■ **Requirement**
Below are the records; count how many of their lines contain the word "images" and give that number only.

■ **Material for the task**
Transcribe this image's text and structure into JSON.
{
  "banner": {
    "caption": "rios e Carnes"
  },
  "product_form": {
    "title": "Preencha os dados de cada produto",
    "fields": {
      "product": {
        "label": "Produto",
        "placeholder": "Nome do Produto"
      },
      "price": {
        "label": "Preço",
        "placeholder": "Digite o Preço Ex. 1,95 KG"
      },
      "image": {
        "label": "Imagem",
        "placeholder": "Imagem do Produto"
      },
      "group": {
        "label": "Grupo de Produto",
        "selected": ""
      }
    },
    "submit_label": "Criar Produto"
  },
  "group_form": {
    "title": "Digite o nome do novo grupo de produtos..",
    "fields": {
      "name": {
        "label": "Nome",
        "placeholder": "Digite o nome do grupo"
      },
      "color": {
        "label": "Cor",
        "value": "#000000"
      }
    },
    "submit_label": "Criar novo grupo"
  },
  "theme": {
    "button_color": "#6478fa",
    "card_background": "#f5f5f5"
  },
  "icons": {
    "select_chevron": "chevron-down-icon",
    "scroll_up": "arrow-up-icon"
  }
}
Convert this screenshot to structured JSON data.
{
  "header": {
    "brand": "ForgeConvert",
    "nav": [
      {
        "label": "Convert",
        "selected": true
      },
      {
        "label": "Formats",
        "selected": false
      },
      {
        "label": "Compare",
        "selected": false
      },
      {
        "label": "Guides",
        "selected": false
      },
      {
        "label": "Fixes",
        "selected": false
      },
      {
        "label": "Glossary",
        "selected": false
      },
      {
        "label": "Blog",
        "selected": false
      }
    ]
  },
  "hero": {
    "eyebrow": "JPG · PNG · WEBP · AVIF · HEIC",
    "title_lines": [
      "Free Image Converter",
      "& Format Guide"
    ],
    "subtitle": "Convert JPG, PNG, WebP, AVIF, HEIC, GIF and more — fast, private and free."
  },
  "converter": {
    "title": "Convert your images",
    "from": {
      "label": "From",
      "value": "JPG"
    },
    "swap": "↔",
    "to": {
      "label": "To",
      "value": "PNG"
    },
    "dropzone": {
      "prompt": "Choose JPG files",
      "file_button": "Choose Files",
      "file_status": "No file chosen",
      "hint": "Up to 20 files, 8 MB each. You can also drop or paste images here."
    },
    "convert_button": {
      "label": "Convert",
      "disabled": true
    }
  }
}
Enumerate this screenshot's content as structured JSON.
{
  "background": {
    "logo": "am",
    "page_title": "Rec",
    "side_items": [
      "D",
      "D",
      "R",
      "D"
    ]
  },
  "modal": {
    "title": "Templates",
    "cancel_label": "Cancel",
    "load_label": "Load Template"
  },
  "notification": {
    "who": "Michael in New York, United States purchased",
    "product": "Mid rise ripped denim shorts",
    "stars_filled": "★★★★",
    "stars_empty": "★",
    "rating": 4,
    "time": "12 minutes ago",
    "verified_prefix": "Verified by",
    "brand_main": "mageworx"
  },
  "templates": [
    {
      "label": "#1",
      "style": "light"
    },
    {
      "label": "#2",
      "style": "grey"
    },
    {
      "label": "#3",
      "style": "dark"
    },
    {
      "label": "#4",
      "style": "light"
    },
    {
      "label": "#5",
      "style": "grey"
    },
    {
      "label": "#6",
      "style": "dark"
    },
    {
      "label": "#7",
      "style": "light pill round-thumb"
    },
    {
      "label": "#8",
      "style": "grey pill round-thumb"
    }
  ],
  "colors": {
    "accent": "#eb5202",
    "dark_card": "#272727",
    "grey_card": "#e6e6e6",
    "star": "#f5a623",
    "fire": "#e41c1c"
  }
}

■ **Response for this exercise**
2